• Exercise description
Without the images, write out all of the following entries exactly.

• Source information
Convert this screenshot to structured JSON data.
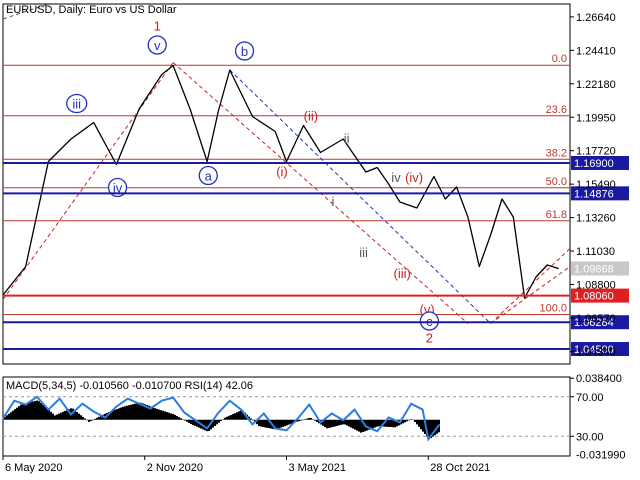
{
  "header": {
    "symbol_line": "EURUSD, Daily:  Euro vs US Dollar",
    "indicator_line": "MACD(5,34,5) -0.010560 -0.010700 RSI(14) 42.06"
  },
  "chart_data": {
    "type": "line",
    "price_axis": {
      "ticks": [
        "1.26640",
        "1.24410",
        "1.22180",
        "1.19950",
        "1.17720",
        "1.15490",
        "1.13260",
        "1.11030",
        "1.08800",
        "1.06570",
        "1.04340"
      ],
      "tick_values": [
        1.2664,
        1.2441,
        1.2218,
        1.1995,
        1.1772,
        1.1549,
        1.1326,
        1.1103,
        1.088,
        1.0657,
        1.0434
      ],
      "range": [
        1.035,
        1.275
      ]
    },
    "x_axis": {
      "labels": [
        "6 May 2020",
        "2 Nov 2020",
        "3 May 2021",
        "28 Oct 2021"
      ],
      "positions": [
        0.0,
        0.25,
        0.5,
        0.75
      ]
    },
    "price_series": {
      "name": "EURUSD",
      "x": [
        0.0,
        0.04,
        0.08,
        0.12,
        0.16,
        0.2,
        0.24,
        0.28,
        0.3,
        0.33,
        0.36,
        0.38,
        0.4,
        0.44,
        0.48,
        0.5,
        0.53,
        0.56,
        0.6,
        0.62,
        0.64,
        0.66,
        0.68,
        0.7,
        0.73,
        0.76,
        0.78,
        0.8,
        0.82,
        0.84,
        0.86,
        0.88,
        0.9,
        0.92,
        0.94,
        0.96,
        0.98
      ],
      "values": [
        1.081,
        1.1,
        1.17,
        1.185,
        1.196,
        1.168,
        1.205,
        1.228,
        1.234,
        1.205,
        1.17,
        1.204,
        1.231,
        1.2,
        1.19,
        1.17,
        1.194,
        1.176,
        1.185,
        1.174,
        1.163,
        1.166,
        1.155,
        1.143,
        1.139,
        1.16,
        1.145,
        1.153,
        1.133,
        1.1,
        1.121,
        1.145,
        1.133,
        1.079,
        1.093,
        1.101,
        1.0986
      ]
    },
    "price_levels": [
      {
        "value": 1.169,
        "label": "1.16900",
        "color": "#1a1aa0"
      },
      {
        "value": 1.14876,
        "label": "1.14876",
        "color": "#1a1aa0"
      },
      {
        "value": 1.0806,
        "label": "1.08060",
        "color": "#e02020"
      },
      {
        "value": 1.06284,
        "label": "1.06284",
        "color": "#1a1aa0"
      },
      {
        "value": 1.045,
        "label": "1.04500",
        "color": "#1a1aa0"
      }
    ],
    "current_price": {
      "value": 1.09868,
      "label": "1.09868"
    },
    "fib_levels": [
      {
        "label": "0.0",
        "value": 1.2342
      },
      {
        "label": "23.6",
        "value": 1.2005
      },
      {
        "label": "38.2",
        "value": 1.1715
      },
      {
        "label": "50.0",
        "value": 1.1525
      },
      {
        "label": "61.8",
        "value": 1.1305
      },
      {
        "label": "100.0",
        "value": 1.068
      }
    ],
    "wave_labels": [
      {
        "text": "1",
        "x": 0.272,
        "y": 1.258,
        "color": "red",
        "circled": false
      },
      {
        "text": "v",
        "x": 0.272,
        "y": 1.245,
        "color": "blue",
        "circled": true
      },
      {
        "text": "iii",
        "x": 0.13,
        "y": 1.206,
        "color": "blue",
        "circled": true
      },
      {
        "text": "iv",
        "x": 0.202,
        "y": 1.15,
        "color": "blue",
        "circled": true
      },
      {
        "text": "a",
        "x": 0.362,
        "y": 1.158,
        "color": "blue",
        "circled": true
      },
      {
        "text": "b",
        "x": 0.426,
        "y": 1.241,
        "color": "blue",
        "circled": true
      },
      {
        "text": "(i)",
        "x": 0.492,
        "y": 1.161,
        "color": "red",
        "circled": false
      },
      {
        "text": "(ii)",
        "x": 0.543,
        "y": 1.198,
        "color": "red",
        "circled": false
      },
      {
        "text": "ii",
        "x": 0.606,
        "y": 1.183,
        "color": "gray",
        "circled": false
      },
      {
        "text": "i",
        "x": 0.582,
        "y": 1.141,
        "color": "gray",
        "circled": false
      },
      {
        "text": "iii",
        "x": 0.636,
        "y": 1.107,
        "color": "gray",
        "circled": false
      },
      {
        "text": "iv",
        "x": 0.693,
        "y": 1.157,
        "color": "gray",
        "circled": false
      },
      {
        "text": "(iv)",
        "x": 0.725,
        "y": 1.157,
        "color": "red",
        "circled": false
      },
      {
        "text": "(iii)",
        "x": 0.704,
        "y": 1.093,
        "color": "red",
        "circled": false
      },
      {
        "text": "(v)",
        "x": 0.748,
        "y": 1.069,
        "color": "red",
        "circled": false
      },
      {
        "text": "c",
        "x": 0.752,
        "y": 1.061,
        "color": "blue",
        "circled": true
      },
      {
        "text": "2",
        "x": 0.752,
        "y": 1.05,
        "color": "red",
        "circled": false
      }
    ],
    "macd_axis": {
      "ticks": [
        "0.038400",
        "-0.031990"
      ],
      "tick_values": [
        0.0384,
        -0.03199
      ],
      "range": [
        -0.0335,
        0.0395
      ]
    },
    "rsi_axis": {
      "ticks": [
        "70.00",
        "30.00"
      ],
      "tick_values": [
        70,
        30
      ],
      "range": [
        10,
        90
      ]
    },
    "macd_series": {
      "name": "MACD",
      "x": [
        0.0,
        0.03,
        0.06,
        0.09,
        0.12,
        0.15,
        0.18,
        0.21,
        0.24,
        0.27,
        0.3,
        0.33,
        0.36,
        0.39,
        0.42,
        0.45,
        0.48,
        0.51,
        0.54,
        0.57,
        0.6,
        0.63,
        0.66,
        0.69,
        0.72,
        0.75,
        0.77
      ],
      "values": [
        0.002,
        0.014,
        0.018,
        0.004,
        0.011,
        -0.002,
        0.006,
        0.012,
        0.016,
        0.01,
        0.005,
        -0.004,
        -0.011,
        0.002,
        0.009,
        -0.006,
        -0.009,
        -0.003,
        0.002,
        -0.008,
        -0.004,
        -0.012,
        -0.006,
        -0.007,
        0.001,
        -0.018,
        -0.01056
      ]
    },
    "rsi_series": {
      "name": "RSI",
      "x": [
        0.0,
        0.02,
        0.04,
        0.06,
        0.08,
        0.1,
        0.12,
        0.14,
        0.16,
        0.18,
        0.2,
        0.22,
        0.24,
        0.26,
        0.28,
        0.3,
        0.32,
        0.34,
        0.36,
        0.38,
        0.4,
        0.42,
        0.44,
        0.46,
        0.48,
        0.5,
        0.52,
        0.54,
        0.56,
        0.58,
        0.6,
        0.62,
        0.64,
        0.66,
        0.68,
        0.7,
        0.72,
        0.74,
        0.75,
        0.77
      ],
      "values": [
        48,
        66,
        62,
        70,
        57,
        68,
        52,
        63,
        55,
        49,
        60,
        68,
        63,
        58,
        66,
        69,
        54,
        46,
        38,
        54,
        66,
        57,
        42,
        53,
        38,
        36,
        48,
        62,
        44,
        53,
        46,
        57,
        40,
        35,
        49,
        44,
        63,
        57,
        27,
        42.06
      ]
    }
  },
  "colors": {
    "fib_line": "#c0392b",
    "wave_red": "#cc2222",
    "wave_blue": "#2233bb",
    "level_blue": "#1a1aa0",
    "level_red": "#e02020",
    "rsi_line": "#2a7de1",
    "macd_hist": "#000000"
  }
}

• Answer to the exercise
Convert this screenshot to structured JSON data.
{
  "header": {
    "symbol_line": "EURUSD, Daily:  Euro vs US Dollar",
    "indicator_line": "MACD(5,34,5) -0.010560 -0.010700 RSI(14) 42.06"
  },
  "chart_data": {
    "type": "line",
    "price_axis": {
      "ticks": [
        "1.26640",
        "1.24410",
        "1.22180",
        "1.19950",
        "1.17720",
        "1.15490",
        "1.13260",
        "1.11030",
        "1.08800",
        "1.06570",
        "1.04340"
      ],
      "tick_values": [
        1.2664,
        1.2441,
        1.2218,
        1.1995,
        1.1772,
        1.1549,
        1.1326,
        1.1103,
        1.088,
        1.0657,
        1.0434
      ],
      "range": [
        1.035,
        1.275
      ]
    },
    "x_axis": {
      "labels": [
        "6 May 2020",
        "2 Nov 2020",
        "3 May 2021",
        "28 Oct 2021"
      ],
      "positions": [
        0.0,
        0.25,
        0.5,
        0.75
      ]
    },
    "price_series": {
      "name": "EURUSD",
      "x": [
        0.0,
        0.04,
        0.08,
        0.12,
        0.16,
        0.2,
        0.24,
        0.28,
        0.3,
        0.33,
        0.36,
        0.38,
        0.4,
        0.44,
        0.48,
        0.5,
        0.53,
        0.56,
        0.6,
        0.62,
        0.64,
        0.66,
        0.68,
        0.7,
        0.73,
        0.76,
        0.78,
        0.8,
        0.82,
        0.84,
        0.86,
        0.88,
        0.9,
        0.92,
        0.94,
        0.96,
        0.98
      ],
      "values": [
        1.081,
        1.1,
        1.17,
        1.185,
        1.196,
        1.168,
        1.205,
        1.228,
        1.234,
        1.205,
        1.17,
        1.204,
        1.231,
        1.2,
        1.19,
        1.17,
        1.194,
        1.176,
        1.185,
        1.174,
        1.163,
        1.166,
        1.155,
        1.143,
        1.139,
        1.16,
        1.145,
        1.153,
        1.133,
        1.1,
        1.121,
        1.145,
        1.133,
        1.079,
        1.093,
        1.101,
        1.0986
      ]
    },
    "price_levels": [
      {
        "value": 1.169,
        "label": "1.16900",
        "color": "#1a1aa0"
      },
      {
        "value": 1.14876,
        "label": "1.14876",
        "color": "#1a1aa0"
      },
      {
        "value": 1.0806,
        "label": "1.08060",
        "color": "#e02020"
      },
      {
        "value": 1.06284,
        "label": "1.06284",
        "color": "#1a1aa0"
      },
      {
        "value": 1.045,
        "label": "1.04500",
        "color": "#1a1aa0"
      }
    ],
    "current_price": {
      "value": 1.09868,
      "label": "1.09868"
    },
    "fib_levels": [
      {
        "label": "0.0",
        "value": 1.2342
      },
      {
        "label": "23.6",
        "value": 1.2005
      },
      {
        "label": "38.2",
        "value": 1.1715
      },
      {
        "label": "50.0",
        "value": 1.1525
      },
      {
        "label": "61.8",
        "value": 1.1305
      },
      {
        "label": "100.0",
        "value": 1.068
      }
    ],
    "wave_labels": [
      {
        "text": "1",
        "x": 0.272,
        "y": 1.258,
        "color": "red",
        "circled": false
      },
      {
        "text": "v",
        "x": 0.272,
        "y": 1.245,
        "color": "blue",
        "circled": true
      },
      {
        "text": "iii",
        "x": 0.13,
        "y": 1.206,
        "color": "blue",
        "circled": true
      },
      {
        "text": "iv",
        "x": 0.202,
        "y": 1.15,
        "color": "blue",
        "circled": true
      },
      {
        "text": "a",
        "x": 0.362,
        "y": 1.158,
        "color": "blue",
        "circled": true
      },
      {
        "text": "b",
        "x": 0.426,
        "y": 1.241,
        "color": "blue",
        "circled": true
      },
      {
        "text": "(i)",
        "x": 0.492,
        "y": 1.161,
        "color": "red",
        "circled": false
      },
      {
        "text": "(ii)",
        "x": 0.543,
        "y": 1.198,
        "color": "red",
        "circled": false
      },
      {
        "text": "ii",
        "x": 0.606,
        "y": 1.183,
        "color": "gray",
        "circled": false
      },
      {
        "text": "i",
        "x": 0.582,
        "y": 1.141,
        "color": "gray",
        "circled": false
      },
      {
        "text": "iii",
        "x": 0.636,
        "y": 1.107,
        "color": "gray",
        "circled": false
      },
      {
        "text": "iv",
        "x": 0.693,
        "y": 1.157,
        "color": "gray",
        "circled": false
      },
      {
        "text": "(iv)",
        "x": 0.725,
        "y": 1.157,
        "color": "red",
        "circled": false
      },
      {
        "text": "(iii)",
        "x": 0.704,
        "y": 1.093,
        "color": "red",
        "circled": false
      },
      {
        "text": "(v)",
        "x": 0.748,
        "y": 1.069,
        "color": "red",
        "circled": false
      },
      {
        "text": "c",
        "x": 0.752,
        "y": 1.061,
        "color": "blue",
        "circled": true
      },
      {
        "text": "2",
        "x": 0.752,
        "y": 1.05,
        "color": "red",
        "circled": false
      }
    ],
    "macd_axis": {
      "ticks": [
        "0.038400",
        "-0.031990"
      ],
      "tick_values": [
        0.0384,
        -0.03199
      ],
      "range": [
        -0.0335,
        0.0395
      ]
    },
    "rsi_axis": {
      "ticks": [
        "70.00",
        "30.00"
      ],
      "tick_values": [
        70,
        30
      ],
      "range": [
        10,
        90
      ]
    },
    "macd_series": {
      "name": "MACD",
      "x": [
        0.0,
        0.03,
        0.06,
        0.09,
        0.12,
        0.15,
        0.18,
        0.21,
        0.24,
        0.27,
        0.3,
        0.33,
        0.36,
        0.39,
        0.42,
        0.45,
        0.48,
        0.51,
        0.54,
        0.57,
        0.6,
        0.63,
        0.66,
        0.69,
        0.72,
        0.75,
        0.77
      ],
      "values": [
        0.002,
        0.014,
        0.018,
        0.004,
        0.011,
        -0.002,
        0.006,
        0.012,
        0.016,
        0.01,
        0.005,
        -0.004,
        -0.011,
        0.002,
        0.009,
        -0.006,
        -0.009,
        -0.003,
        0.002,
        -0.008,
        -0.004,
        -0.012,
        -0.006,
        -0.007,
        0.001,
        -0.018,
        -0.01056
      ]
    },
    "rsi_series": {
      "name": "RSI",
      "x": [
        0.0,
        0.02,
        0.04,
        0.06,
        0.08,
        0.1,
        0.12,
        0.14,
        0.16,
        0.18,
        0.2,
        0.22,
        0.24,
        0.26,
        0.28,
        0.3,
        0.32,
        0.34,
        0.36,
        0.38,
        0.4,
        0.42,
        0.44,
        0.46,
        0.48,
        0.5,
        0.52,
        0.54,
        0.56,
        0.58,
        0.6,
        0.62,
        0.64,
        0.66,
        0.68,
        0.7,
        0.72,
        0.74,
        0.75,
        0.77
      ],
      "values": [
        48,
        66,
        62,
        70,
        57,
        68,
        52,
        63,
        55,
        49,
        60,
        68,
        63,
        58,
        66,
        69,
        54,
        46,
        38,
        54,
        66,
        57,
        42,
        53,
        38,
        36,
        48,
        62,
        44,
        53,
        46,
        57,
        40,
        35,
        49,
        44,
        63,
        57,
        27,
        42.06
      ]
    }
  },
  "colors": {
    "fib_line": "#c0392b",
    "wave_red": "#cc2222",
    "wave_blue": "#2233bb",
    "level_blue": "#1a1aa0",
    "level_red": "#e02020",
    "rsi_line": "#2a7de1",
    "macd_hist": "#000000"
  }
}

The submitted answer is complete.